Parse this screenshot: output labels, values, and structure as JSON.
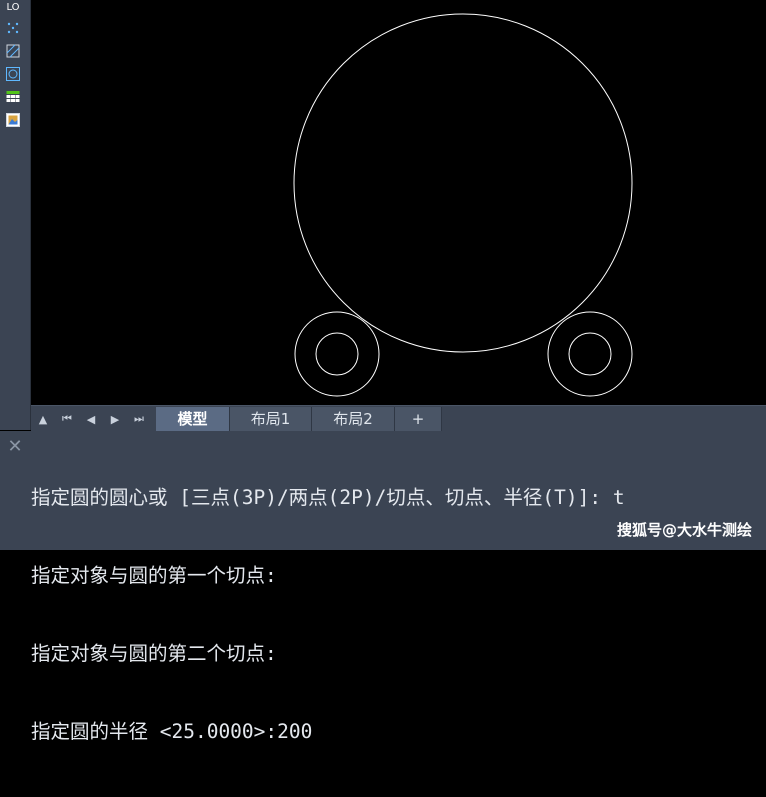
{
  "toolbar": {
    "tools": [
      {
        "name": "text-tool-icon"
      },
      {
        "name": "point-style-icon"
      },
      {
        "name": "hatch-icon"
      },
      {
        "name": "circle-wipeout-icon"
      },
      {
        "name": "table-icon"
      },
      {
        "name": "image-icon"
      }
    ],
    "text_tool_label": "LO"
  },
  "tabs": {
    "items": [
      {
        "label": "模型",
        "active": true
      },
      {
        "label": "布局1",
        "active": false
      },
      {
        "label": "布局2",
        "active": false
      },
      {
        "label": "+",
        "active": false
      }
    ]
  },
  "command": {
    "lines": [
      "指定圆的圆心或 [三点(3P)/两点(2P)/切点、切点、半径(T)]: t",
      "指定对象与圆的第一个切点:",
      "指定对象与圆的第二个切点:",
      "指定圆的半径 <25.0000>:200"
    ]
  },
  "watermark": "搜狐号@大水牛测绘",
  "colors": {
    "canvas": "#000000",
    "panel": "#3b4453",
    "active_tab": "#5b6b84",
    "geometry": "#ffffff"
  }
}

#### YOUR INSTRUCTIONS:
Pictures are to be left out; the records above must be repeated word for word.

#### EXERCISE ANSWER:
Parse this screenshot: output labels, values, and structure as JSON.
{
  "toolbar": {
    "tools": [
      {
        "name": "text-tool-icon"
      },
      {
        "name": "point-style-icon"
      },
      {
        "name": "hatch-icon"
      },
      {
        "name": "circle-wipeout-icon"
      },
      {
        "name": "table-icon"
      },
      {
        "name": "image-icon"
      }
    ],
    "text_tool_label": "LO"
  },
  "tabs": {
    "items": [
      {
        "label": "模型",
        "active": true
      },
      {
        "label": "布局1",
        "active": false
      },
      {
        "label": "布局2",
        "active": false
      },
      {
        "label": "+",
        "active": false
      }
    ]
  },
  "command": {
    "lines": [
      "指定圆的圆心或 [三点(3P)/两点(2P)/切点、切点、半径(T)]: t",
      "指定对象与圆的第一个切点:",
      "指定对象与圆的第二个切点:",
      "指定圆的半径 <25.0000>:200"
    ]
  },
  "watermark": "搜狐号@大水牛测绘",
  "colors": {
    "canvas": "#000000",
    "panel": "#3b4453",
    "active_tab": "#5b6b84",
    "geometry": "#ffffff"
  }
}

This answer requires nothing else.